As often happens, I was surfing the net this morning and ended up reading sites on topics unrelated to where I started. I came across some articles on how to talk to and support people who have cancer. (See links below).
You would think that I would know what to say to other people with cancer. After all, I’ve been there myself. Yet sometimes I struggle, mainly because I know that we are all so different. What may be comforting to me may be upsetting to someone else. It also depends on the day and how the person is feeling.
Because I’m pretty open and practical about my prognosis, my honesty can sometimes make others feel uncomfortable. A friend (who also has metastatic cancer) and I have established a signal; if one of us crosses the line too far over to the ‘dark side’, the other person will simply hold 2 fingers up to form an ‘X’. We haven’t had to use it yet, but I feel better knowing that there’s a way out for my friend if I unknowingly babble on about something that is upsetting to her.
Keeping in mind that every person with cancer is different (and can have a different reaction on any given day), here is a list of what has personally been helpful to me in the past:
Appointment partners. I no longer feel the need to have someone with me, even when the news isn’t the best. But back when I first found out that the cancer had returned, I was grateful for the friends who came to appointments with me, first when I had a biopsy and then when I saw the oncologist and got the news that it had spread. (Thank you Anka & Peggy!)
Food. When I was going through treatments last time, I ended up with the most wonderful assortment of soups and meals in my freezer and some friends even came and cooked for me in my own kitchen. (I’d list them here but there were so many that I know I’d miss someone). Containers that don’t have to be returned are appreciated.
Muscle power. My next door neighbors kept my walkways clear all last winter. They didn’t ask – they just did it. (Thank you Marisa, Dale & boys!)
Visits: I enjoy having company and it was great to have visits (short when I wasn’t feeling well).
Hold the pity! There is nothing worse than the ‘pity look’. I’d much rather someone say “Well, that just sucks!” than “Oh, you poor thing”.
Stay in touch. Even though he lives in Europe, my son Adam calls, emails & sends postcards when he travels. We don't often talk about my cancer; I just love hearing about what he's up to and feeling that I'm part of his life, even if from a distance.
Too much advice. In their effort to be helpful, people will pass on information about new drugs, treatments, holistic healers and witchdoctors. Most of this is old news to us. If there’s something out there worth looking into, chances are we’ve already looked into it.

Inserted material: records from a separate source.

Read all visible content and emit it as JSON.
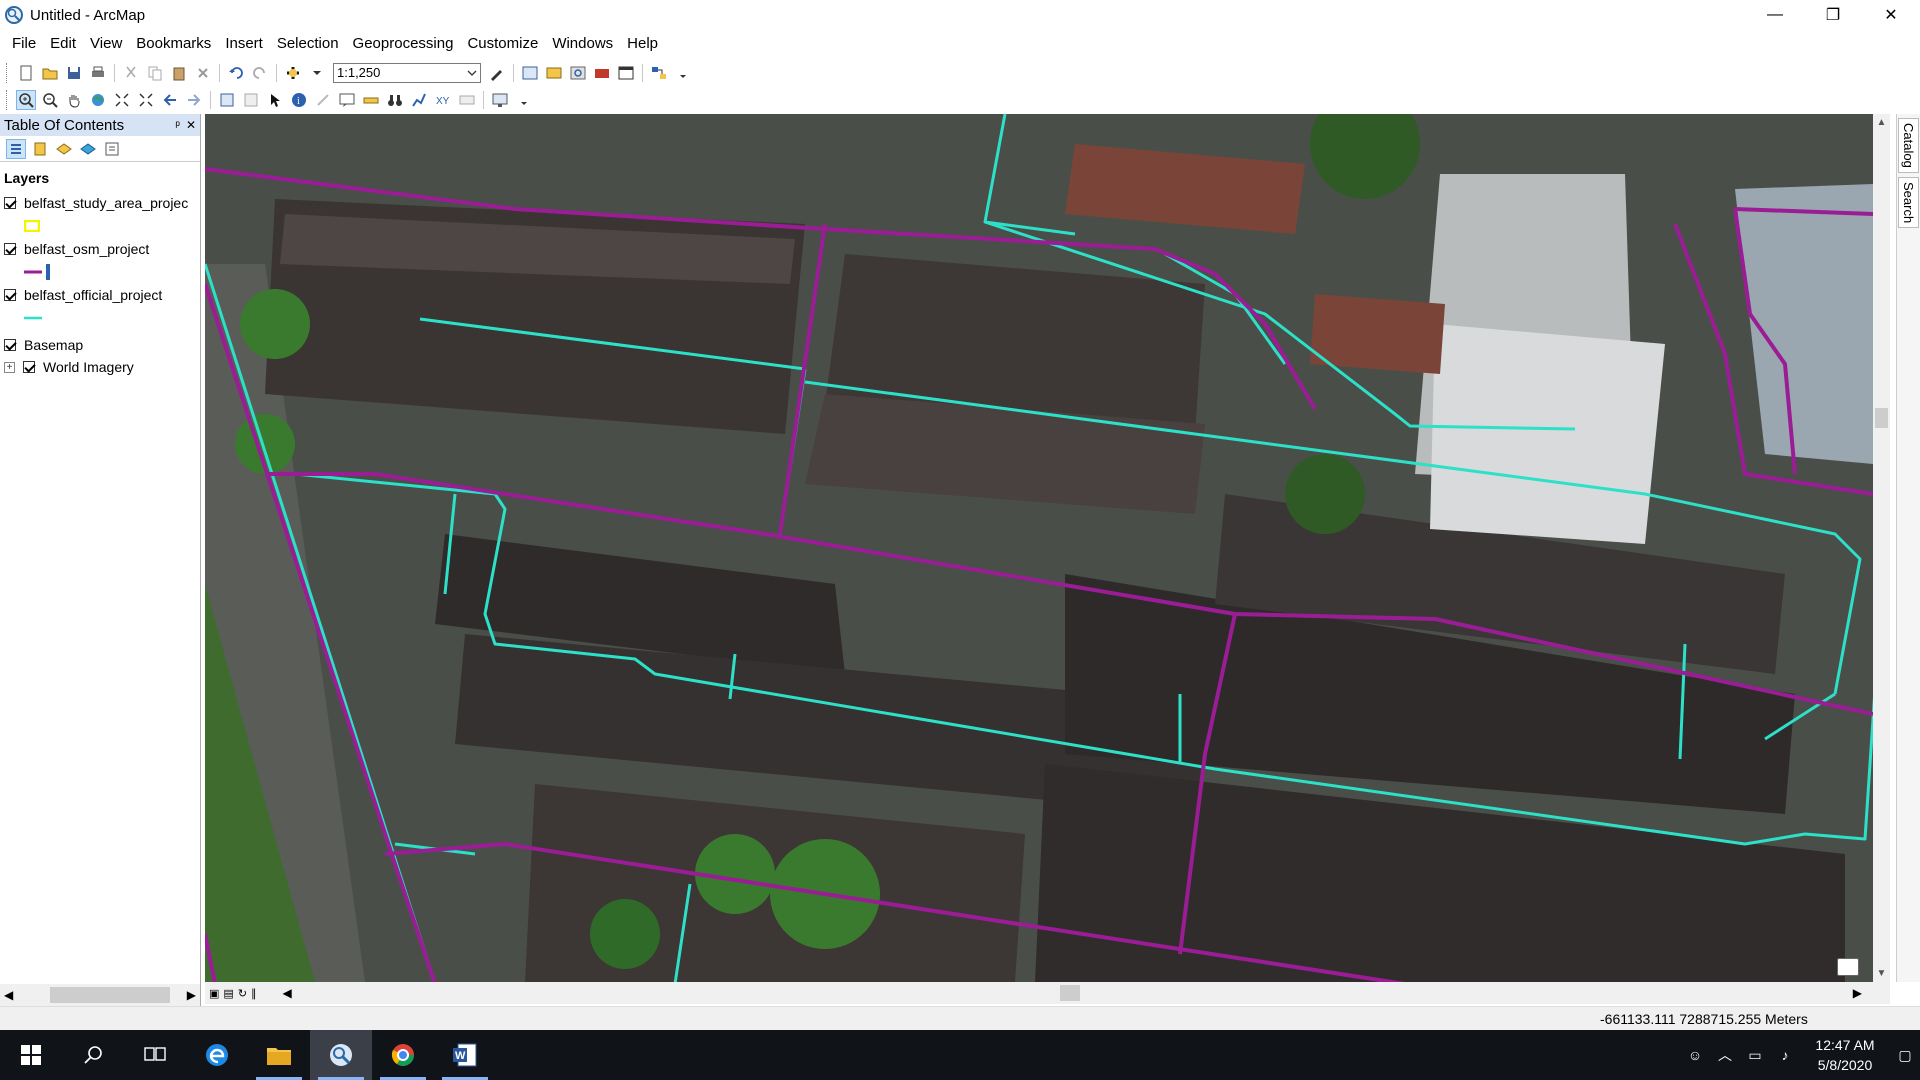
{
  "window": {
    "title": "Untitled - ArcMap",
    "minimize_label": "—",
    "restore_label": "❐",
    "close_label": "✕"
  },
  "menu": [
    "File",
    "Edit",
    "View",
    "Bookmarks",
    "Insert",
    "Selection",
    "Geoprocessing",
    "Customize",
    "Windows",
    "Help"
  ],
  "toolbar": {
    "scale": "1:1,250"
  },
  "toc": {
    "title": "Table Of Contents",
    "pin_label": "ᵖ",
    "close_label": "✕",
    "root": "Layers",
    "layers": [
      {
        "name": "belfast_study_area_projec",
        "legend": "yellow-box",
        "color": "#f4f400"
      },
      {
        "name": "belfast_osm_project",
        "legend": "line",
        "color": "#9a1d96"
      },
      {
        "name": "belfast_official_project",
        "legend": "line",
        "color": "#2de0c8"
      }
    ],
    "basemap_group": "Basemap",
    "basemap_layer": "World Imagery"
  },
  "dock": {
    "catalog": "Catalog",
    "search": "Search"
  },
  "status": {
    "coords": "-661133.111  7288715.255 Meters"
  },
  "taskbar": {
    "time": "12:47 AM",
    "date": "5/8/2020"
  },
  "colors": {
    "osm_line": "#9a1d96",
    "official_line": "#2de0c8",
    "toc_header": "#d6e3f5",
    "taskbar": "#101418"
  }
}
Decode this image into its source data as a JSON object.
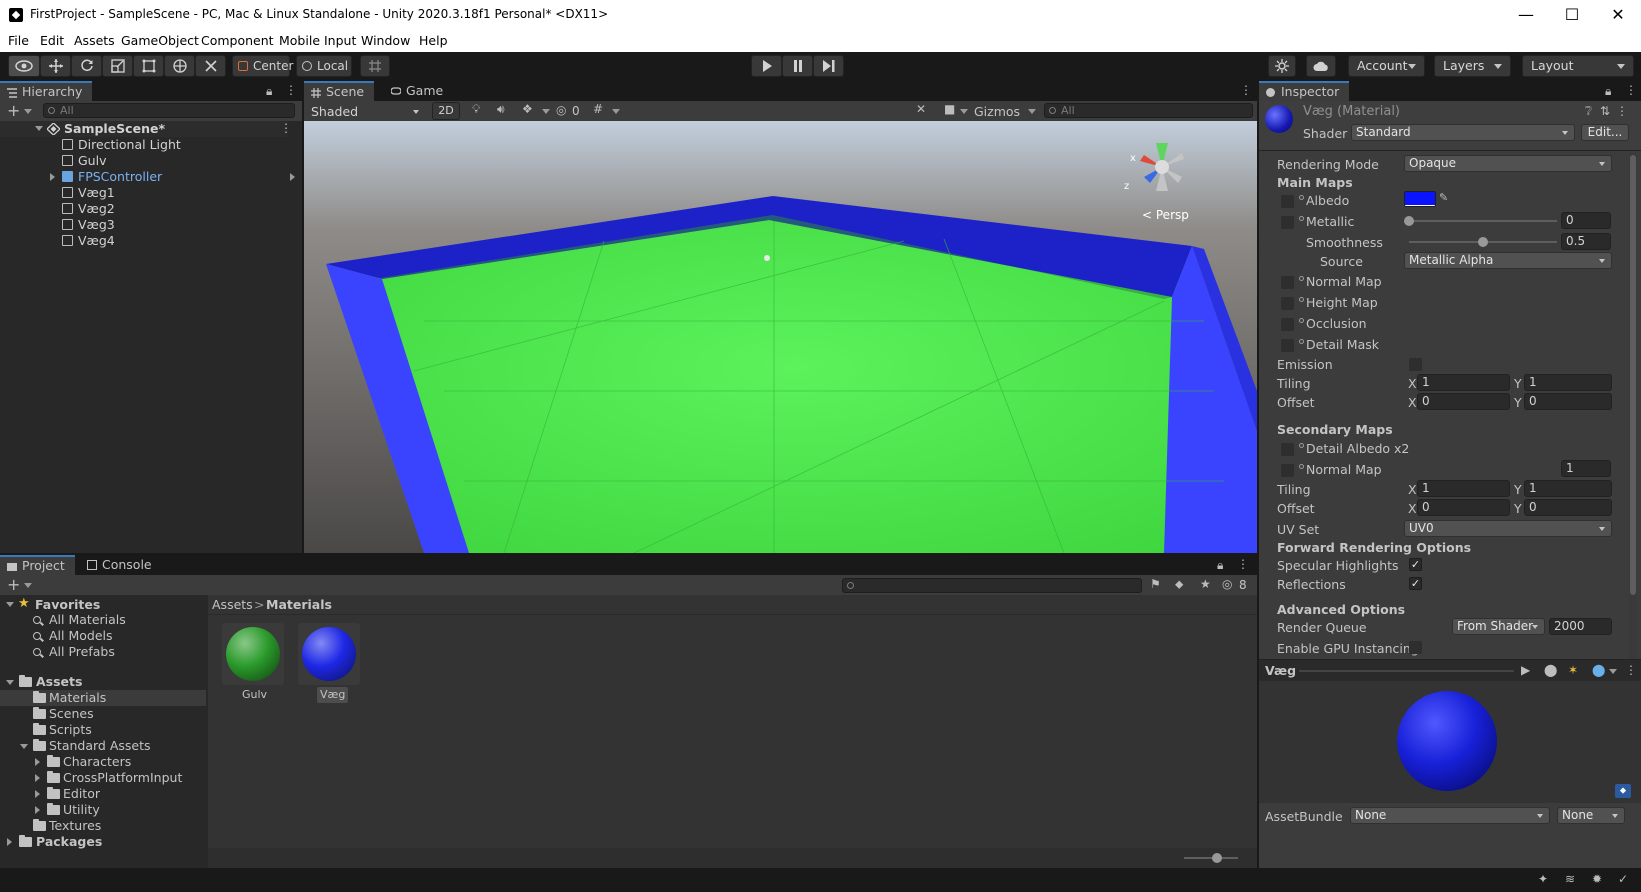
{
  "window": {
    "title": "FirstProject - SampleScene - PC, Mac & Linux Standalone - Unity 2020.3.18f1 Personal* <DX11>",
    "minimize": "—",
    "maximize": "☐",
    "close": "✕"
  },
  "menu": [
    "File",
    "Edit",
    "Assets",
    "GameObject",
    "Component",
    "Mobile Input",
    "Window",
    "Help"
  ],
  "toolbar": {
    "center_label": "Center",
    "local_label": "Local",
    "account_label": "Account",
    "layers_label": "Layers",
    "layout_label": "Layout"
  },
  "hierarchy": {
    "tab": "Hierarchy",
    "search_placeholder": "All",
    "scene": "SampleScene*",
    "items": [
      "Directional Light",
      "Gulv",
      "FPSController",
      "Væg1",
      "Væg2",
      "Væg3",
      "Væg4"
    ]
  },
  "scene_view": {
    "tab_scene": "Scene",
    "tab_game": "Game",
    "shading": "Shaded",
    "mode_2d": "2D",
    "hidden_count": "0",
    "gizmos": "Gizmos",
    "search_placeholder": "All",
    "persp": "Persp",
    "axis_x": "x",
    "axis_z": "z"
  },
  "inspector": {
    "tab": "Inspector",
    "material_name": "Væg (Material)",
    "shader_label": "Shader",
    "shader_value": "Standard",
    "edit_button": "Edit...",
    "rendering_mode_label": "Rendering Mode",
    "rendering_mode_value": "Opaque",
    "main_maps": "Main Maps",
    "albedo": "Albedo",
    "albedo_color": "#0a14ff",
    "metallic": "Metallic",
    "metallic_value": "0",
    "metallic_fraction": 0,
    "smoothness": "Smoothness",
    "smoothness_value": "0.5",
    "smoothness_fraction": 0.5,
    "source": "Source",
    "source_value": "Metallic Alpha",
    "normal_map": "Normal Map",
    "height_map": "Height Map",
    "occlusion": "Occlusion",
    "detail_mask": "Detail Mask",
    "emission": "Emission",
    "tiling": "Tiling",
    "offset": "Offset",
    "x": "X",
    "y": "Y",
    "main_tiling_x": "1",
    "main_tiling_y": "1",
    "main_offset_x": "0",
    "main_offset_y": "0",
    "secondary_maps": "Secondary Maps",
    "detail_albedo": "Detail Albedo x2",
    "sec_normal_map": "Normal Map",
    "sec_normal_value": "1",
    "sec_tiling_x": "1",
    "sec_tiling_y": "1",
    "sec_offset_x": "0",
    "sec_offset_y": "0",
    "uv_set": "UV Set",
    "uv_set_value": "UV0",
    "forward_options": "Forward Rendering Options",
    "specular_highlights": "Specular Highlights",
    "reflections": "Reflections",
    "check_mark": "✓",
    "advanced_options": "Advanced Options",
    "render_queue": "Render Queue",
    "render_queue_mode": "From Shader",
    "render_queue_value": "2000",
    "enable_gpu_instancing": "Enable GPU Instancing",
    "preview_name": "Væg",
    "assetbundle_label": "AssetBundle",
    "assetbundle_value": "None",
    "assetbundle_variant": "None"
  },
  "project": {
    "tab_project": "Project",
    "tab_console": "Console",
    "hidden_count": "8",
    "favorites": "Favorites",
    "fav_items": [
      "All Materials",
      "All Models",
      "All Prefabs"
    ],
    "assets": "Assets",
    "asset_folders": [
      "Materials",
      "Scenes",
      "Scripts"
    ],
    "standard_assets": "Standard Assets",
    "std_folders": [
      "Characters",
      "CrossPlatformInput",
      "Editor",
      "Utility"
    ],
    "textures": "Textures",
    "packages": "Packages",
    "breadcrumb_root": "Assets",
    "breadcrumb_sep": ">",
    "breadcrumb_current": "Materials",
    "materials": [
      {
        "name": "Gulv",
        "color": "#2a9a2a"
      },
      {
        "name": "Væg",
        "color": "#1e28e6"
      }
    ]
  }
}
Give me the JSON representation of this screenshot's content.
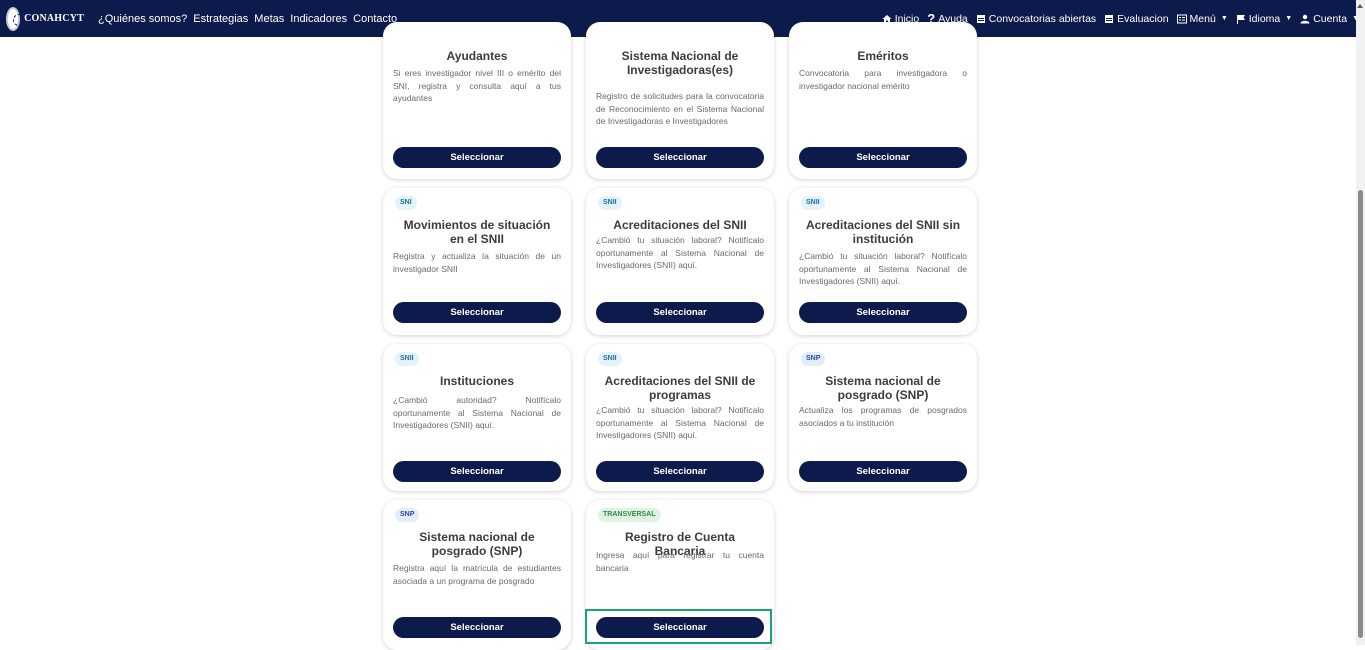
{
  "nav": {
    "brand": "CONAHCYT",
    "links": [
      "¿Quiénes somos?",
      "Estrategias",
      "Metas",
      "Indicadores",
      "Contacto"
    ],
    "right": {
      "inicio": "Inicio",
      "ayuda": "Ayuda",
      "convocatorias": "Convocatorias abiertas",
      "evaluacion": "Evaluacion",
      "menu": "Menú",
      "idioma": "Idioma",
      "cuenta": "Cuenta"
    }
  },
  "button_label": "Seleccionar",
  "cards": [
    {
      "badge": "",
      "title": "Ayudantes",
      "desc": "Si eres investigador nivel III o emérito del SNI, registra y consulta aquí a tus ayudantes"
    },
    {
      "badge": "",
      "title": "Sistema Nacional de Investigadoras(es)",
      "desc": "Registro de solicitudes para la convocatoria de Reconocimiento en el Sistema Nacional de Investigadoras e Investigadores"
    },
    {
      "badge": "",
      "title": "Eméritos",
      "desc": "Convocatoria para investigadora o investigador nacional emérito"
    },
    {
      "badge": "SNI",
      "title": "Movimientos de situación en el SNII",
      "desc": "Registra y actualiza la situación de un investigador SNII"
    },
    {
      "badge": "SNII",
      "title": "Acreditaciones del SNII",
      "desc": "¿Cambió tu situación laboral? Notifícalo oportunamente al Sistema Nacional de Investigadores (SNII) aquí."
    },
    {
      "badge": "SNII",
      "title": "Acreditaciones del SNII sin institución",
      "desc": "¿Cambió tu situación laboral? Notifícalo oportunamente al Sistema Nacional de Investigadores (SNII) aquí."
    },
    {
      "badge": "SNII",
      "title": "Instituciones",
      "desc": "¿Cambió autoridad? Notifícalo oportunamente al Sistema Nacional de Investigadores (SNII) aquí."
    },
    {
      "badge": "SNII",
      "title": "Acreditaciones del SNII de programas",
      "desc": "¿Cambió tu situación laboral? Notifícalo oportunamente al Sistema Nacional de Investigadores (SNII) aquí."
    },
    {
      "badge": "SNP",
      "title": "Sistema nacional de posgrado (SNP)",
      "desc": "Actualiza los programas de posgrados asociados a tu institución"
    },
    {
      "badge": "SNP",
      "title": "Sistema nacional de posgrado (SNP)",
      "desc": "Registra aquí la matrícula de estudiantes asociada a un programa de posgrado"
    },
    {
      "badge": "TRANSVERSAL",
      "title": "Registro de Cuenta Bancaria",
      "desc": "Ingresa aquí para registrar tu cuenta bancaria"
    }
  ]
}
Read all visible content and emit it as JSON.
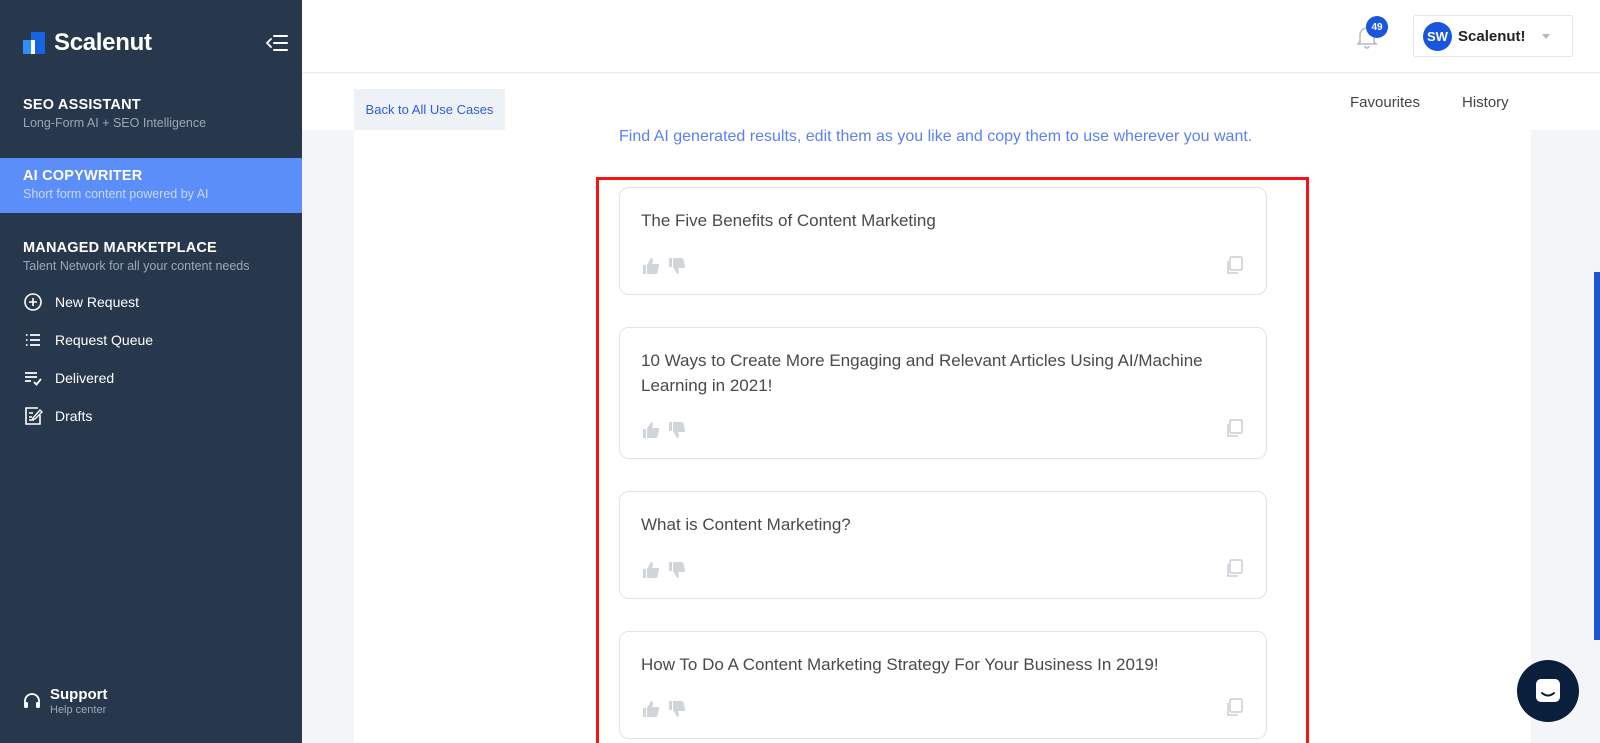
{
  "app": {
    "logo_text": "Scalenut"
  },
  "sidebar": {
    "seo": {
      "title": "SEO ASSISTANT",
      "subtitle": "Long-Form AI + SEO Intelligence"
    },
    "ai": {
      "title": "AI COPYWRITER",
      "subtitle": "Short form content powered by AI"
    },
    "marketplace": {
      "title": "MANAGED MARKETPLACE",
      "subtitle": "Talent Network for all your content needs"
    },
    "items": [
      {
        "label": "New Request",
        "icon": "plus-circle-icon"
      },
      {
        "label": "Request Queue",
        "icon": "list-icon"
      },
      {
        "label": "Delivered",
        "icon": "checklist-icon"
      },
      {
        "label": "Drafts",
        "icon": "edit-icon"
      }
    ],
    "support": {
      "title": "Support",
      "subtitle": "Help center"
    }
  },
  "header": {
    "notification_count": "49",
    "user_initials": "SW",
    "user_name": "Scalenut!"
  },
  "subnav": {
    "back_label": "Back to All Use Cases",
    "favourites_label": "Favourites",
    "history_label": "History"
  },
  "main": {
    "helper_text": "Find AI generated results, edit them as you like and copy them to use wherever you want.",
    "results": [
      {
        "text": "The Five Benefits of Content Marketing"
      },
      {
        "text": "10 Ways to Create More Engaging and Relevant Articles Using AI/Machine Learning in 2021!"
      },
      {
        "text": "What is Content Marketing?"
      },
      {
        "text": "How To Do A Content Marketing Strategy For Your Business In 2019!"
      }
    ]
  },
  "colors": {
    "sidebar_bg": "#28384c",
    "active_item": "#5b8ef8",
    "brand_blue": "#1a56db",
    "highlight_frame": "#f41414"
  }
}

Over-reactions. Everyone has bad days. People with cancer have them too but sometimes we try to hide them because it seems to worry and upset others if they think we are down.
Support of decisions. You might do something different if it was you. But you really don’t know for sure unless you’ve walked in our shoes. What’s right for one person may not be right for another.
Laughter. After my mastectomy in 1998, a male co-worker said to me “Oh well, if you’ve seen one, you’ve seen ‘em both”. Someone else might have been offended but he knew that I have a twisted sense of humor and he gave me the best belly laugh I’d had in a long time.
How to Talk to a Friend With Cancer By Claudia Wallis
How to Talk to a Newly Diagnosed Cancer Patient By Beth Slomka
How to Talk To, or Help, Someone Battling Cancer - During Treatment and After By Nikki
How to support a loved one reeling from cancer diagnosis By Sheila Chase
Cancer survivors explain how support from friends and family was critical to fighting the disease By BETH DECARBO
Tips for family and friends By Chris Lynds